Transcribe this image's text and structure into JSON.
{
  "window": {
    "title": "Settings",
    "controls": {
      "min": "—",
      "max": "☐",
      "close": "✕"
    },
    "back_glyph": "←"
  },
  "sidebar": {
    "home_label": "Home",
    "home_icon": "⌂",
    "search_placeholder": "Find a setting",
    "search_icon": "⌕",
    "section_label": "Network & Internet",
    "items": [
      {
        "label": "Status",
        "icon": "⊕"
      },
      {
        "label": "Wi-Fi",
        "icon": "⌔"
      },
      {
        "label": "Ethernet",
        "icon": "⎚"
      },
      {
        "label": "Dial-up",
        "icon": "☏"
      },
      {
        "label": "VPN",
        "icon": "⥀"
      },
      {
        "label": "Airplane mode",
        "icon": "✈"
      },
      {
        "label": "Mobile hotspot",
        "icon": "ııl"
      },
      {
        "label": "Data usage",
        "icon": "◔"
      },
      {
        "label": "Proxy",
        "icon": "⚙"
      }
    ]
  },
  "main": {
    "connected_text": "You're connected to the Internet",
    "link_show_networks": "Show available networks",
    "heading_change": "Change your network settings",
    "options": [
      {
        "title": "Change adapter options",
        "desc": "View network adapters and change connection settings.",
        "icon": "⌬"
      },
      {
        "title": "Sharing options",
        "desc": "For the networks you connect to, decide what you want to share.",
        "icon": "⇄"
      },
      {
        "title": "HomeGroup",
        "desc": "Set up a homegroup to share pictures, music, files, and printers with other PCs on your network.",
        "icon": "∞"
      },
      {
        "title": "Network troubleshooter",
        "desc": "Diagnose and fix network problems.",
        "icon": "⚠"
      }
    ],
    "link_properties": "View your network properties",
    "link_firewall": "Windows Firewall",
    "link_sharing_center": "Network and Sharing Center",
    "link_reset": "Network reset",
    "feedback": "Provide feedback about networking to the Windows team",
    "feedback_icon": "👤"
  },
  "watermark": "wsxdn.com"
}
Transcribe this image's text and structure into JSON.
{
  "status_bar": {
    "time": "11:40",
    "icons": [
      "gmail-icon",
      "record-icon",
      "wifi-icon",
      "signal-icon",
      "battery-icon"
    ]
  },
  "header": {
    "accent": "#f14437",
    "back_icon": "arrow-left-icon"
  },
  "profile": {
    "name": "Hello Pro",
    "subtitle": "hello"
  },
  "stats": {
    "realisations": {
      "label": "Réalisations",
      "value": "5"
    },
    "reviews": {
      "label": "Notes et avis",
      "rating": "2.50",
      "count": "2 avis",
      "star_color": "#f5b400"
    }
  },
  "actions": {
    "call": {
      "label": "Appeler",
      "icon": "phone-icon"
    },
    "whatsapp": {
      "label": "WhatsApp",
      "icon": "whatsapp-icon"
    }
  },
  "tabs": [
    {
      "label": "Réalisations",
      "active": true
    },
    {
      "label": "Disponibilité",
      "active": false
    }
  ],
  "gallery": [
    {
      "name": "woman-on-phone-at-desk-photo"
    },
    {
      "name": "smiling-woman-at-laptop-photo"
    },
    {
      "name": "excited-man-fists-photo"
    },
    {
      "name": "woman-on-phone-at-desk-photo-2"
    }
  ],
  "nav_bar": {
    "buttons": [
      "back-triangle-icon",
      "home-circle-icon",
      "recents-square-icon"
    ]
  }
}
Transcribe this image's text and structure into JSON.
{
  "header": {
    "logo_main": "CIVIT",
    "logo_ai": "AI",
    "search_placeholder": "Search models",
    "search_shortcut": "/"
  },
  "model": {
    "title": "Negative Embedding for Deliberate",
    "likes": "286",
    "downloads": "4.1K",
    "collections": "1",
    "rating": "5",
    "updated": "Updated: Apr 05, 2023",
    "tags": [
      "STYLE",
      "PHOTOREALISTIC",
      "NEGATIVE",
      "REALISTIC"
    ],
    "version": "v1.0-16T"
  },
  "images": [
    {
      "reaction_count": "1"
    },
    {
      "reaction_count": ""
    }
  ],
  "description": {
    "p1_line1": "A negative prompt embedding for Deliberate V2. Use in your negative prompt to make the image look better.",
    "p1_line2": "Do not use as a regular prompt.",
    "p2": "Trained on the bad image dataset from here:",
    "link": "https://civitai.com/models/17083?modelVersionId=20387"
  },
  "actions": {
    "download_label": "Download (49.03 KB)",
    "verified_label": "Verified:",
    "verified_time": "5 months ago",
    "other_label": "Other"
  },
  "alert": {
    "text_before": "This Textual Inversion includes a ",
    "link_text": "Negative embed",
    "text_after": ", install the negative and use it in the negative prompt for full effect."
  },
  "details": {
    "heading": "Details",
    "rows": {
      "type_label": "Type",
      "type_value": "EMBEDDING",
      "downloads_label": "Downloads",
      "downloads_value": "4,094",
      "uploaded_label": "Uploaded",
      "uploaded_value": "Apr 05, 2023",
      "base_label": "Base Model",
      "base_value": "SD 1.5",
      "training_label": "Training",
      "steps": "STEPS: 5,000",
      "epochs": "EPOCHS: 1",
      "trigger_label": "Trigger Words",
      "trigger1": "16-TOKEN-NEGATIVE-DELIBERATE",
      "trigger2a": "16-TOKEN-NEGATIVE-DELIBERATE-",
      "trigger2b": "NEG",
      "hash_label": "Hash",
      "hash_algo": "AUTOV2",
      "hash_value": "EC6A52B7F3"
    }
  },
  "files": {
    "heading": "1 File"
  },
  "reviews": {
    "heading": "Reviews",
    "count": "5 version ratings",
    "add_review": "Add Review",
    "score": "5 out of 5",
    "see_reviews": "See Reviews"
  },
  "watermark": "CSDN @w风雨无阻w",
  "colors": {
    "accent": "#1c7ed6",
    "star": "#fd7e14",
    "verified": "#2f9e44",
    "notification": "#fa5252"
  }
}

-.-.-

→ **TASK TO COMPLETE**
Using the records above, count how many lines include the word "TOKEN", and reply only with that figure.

→ **ANSWER BOX**
2